Chokos can be added to any soups, curries or casseroles, or steam them with a mix of other vegies,
add a splash of white wine, some tasty cheese and freshly ground black pepper.
Lemon and lime cordial can be made up with boiling rather than cold water to make a delicious hot
lemon drink - especially good if the cold virus strikes. Add a squeeze of fresh lemon or lime juice for a
real citrussy freshness.
the backyard vegetable is now on facebook!
Why grow your own vegies??
Home grown vegetables are fresh, involve minimal food miles and,
compared to commercially grown food, use less water and fewer pesticides.
For taste, nothing beats home grown produce.
Freshly picked vegetables and herbs have higher levels of vitamins and antioxidants.
Even a small vegetable patch in a backyard can be highly productive.
(With good conditions one tomato plant can produce up to 10kg of fruit over many weeks.)
Options for small spaces like balconies are possible,
as are small raised beds, if that is what you need.
We often recommend a no-dig garden as a good way to start a food garden:
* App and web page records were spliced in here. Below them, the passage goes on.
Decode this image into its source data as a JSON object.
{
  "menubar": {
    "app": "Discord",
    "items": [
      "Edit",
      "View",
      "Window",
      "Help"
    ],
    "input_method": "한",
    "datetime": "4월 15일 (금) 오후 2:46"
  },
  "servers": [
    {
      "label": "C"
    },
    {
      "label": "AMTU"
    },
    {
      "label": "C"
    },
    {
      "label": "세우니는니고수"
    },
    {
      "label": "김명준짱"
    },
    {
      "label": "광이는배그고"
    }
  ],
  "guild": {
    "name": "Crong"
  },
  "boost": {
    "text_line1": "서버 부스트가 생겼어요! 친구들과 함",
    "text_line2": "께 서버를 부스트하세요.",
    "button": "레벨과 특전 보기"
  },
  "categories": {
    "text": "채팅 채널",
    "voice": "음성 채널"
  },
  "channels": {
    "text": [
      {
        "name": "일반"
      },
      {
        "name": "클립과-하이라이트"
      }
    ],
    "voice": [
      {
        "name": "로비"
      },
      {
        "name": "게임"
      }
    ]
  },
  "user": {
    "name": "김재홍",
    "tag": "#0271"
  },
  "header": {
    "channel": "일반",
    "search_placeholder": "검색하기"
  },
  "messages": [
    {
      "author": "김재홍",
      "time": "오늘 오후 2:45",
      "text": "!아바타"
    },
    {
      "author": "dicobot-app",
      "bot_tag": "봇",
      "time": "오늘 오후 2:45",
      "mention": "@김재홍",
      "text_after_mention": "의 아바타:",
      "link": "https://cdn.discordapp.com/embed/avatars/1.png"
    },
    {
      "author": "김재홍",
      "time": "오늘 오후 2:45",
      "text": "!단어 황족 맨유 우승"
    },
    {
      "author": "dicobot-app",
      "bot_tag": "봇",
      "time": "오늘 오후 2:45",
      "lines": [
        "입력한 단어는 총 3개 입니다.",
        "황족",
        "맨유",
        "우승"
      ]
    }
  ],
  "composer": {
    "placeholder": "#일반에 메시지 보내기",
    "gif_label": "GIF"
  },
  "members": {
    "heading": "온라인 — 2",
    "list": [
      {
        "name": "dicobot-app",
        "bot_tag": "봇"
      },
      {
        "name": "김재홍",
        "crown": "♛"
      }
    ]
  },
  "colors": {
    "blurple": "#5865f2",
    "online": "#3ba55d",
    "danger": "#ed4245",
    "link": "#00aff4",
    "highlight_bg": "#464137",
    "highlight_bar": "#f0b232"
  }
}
- it is easy to set up on an unused patch of lawn or garden
- it is easy to convert back to lawn whenever you want to
- it is easy to add to if you want to grow more
- it is suitable for rental properties
- it is a good way to involve children in food gardening
The photos on this website are from an ordinary back (and front) yard in the
eastern suburbs of Melbourne.
During the year of 2012 this yard produced more than 590kg of food, with a
value of almost $1800 (prices based on conventional produce from our local
greengrocer. Organic prices would be at least double that.)
For 2013 the garden has produced over 430kg of food, plus nearly 19 dozen
eggs, with a total value of more than $1900.
Despite having an intensively gardened property, our average mains water
use is 90 - 95 litres per person per day because we use rainwater and grey water,
and because the soil is very rich in organic matter.
The gardener juggles family responsibilities and work as well, so producing
these amounts of food is clearly not a full time occupation.
Our backyards are valuable!